All I wanted was one continuous easy run. Just an easy pace through the flat and shady neighborhoods that captured the serene ambience of a lazy summer day. But that was not going to happen.  Acid reflex was in control.

Why did I stop?  Because the alternative not to would’ve resulted in an implosion of gas distributing massive amounts of pressure against all walls of the belly chamber—much like a birthday party of 6-year-olds bouncing their indestructible bodies in all directions inside an air-filled jumping castle. Did I want to stop? Hell, no! We distance runners are a stubborn species.  We’ll push through any pain or discomfort just shy of a broken femur.

But apparently not gas.

We take a lot of pride in not stopping on a run.  In our obsessive minds, if we do stop, it can be classified as “FAILURE”.  As I feel the gas percolating, my mind wanders, imagining a dreadful encounter with another runner….

He’s running on the opposite side of the street, and notices me bent over. I can feel his eyes. I look at my watch, as if that’s a reason for me to have stopped.  He says, “Gas, buddy? That was quite a burp.”

“No,” I reply, “No gas. Just a side stitch.”

“In your throat?”

“Yeah, it’s a big one.” I wave him off like a mosquito.

“Don’t wave me off like a mosquito!” He says, raising his voice to a mild but pointed holler. “All I did was ask a question.”

“I didn’t wave you off. It was a fly.”

“Fly my ass, buddy.  I know your kind.”

My kind?  I’m now a kind? What kind of kind? Like a mischievous vagrant? I swear this mosquito is a pest.  I take a stand and say, “You know what…buddy…you’re a…”

My sentence is interrupted. I can’t speak. The gas pressure fires up through my esophagus, then quickly expands into my mouth that, for an instant, inflates my cheeks like a pufferfish. And then…that all too familiar sound: the comical quick burst of a burp.


“You got issues, buddy. Not that you’re burping, but that you feel guilty for stopping. As if checking your watch made for a legitimate reason to stop. Like it’s against your running religion. You, my friend, need the Twelve Stop Program.

And that’s where my imagination peters out, and the man continues his run, dissolving into the distance. I’m left alone with a superego that is creatively trying to convince my ego that despite the discomfort of acid reflux, stopping during a run for a some needed burp relief, really isn’t such a bad thing.

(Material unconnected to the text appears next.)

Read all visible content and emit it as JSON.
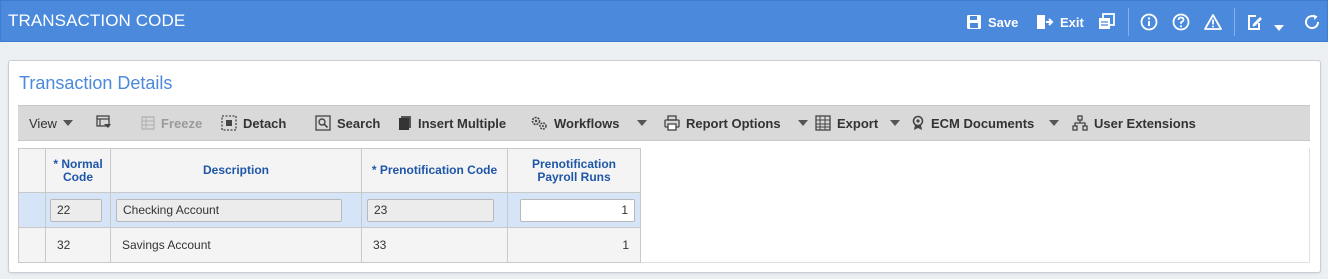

I never did get to explain to myself just exactly what enrolling in a Twelve Stop Program would entail.  My imagination decided I might be better served just accepting things and moving on. So, I fess up and shoe denial away. After all, like the man said: it wasn’t the burping that was the issue—it was everything else in my head.

We humans can be an obsessive breed for sure. Stopping on a run is really small potatoes. No need to feel guilty. Life will go on. And, eventually, so too will the run.

Copyright Ros Hill 2016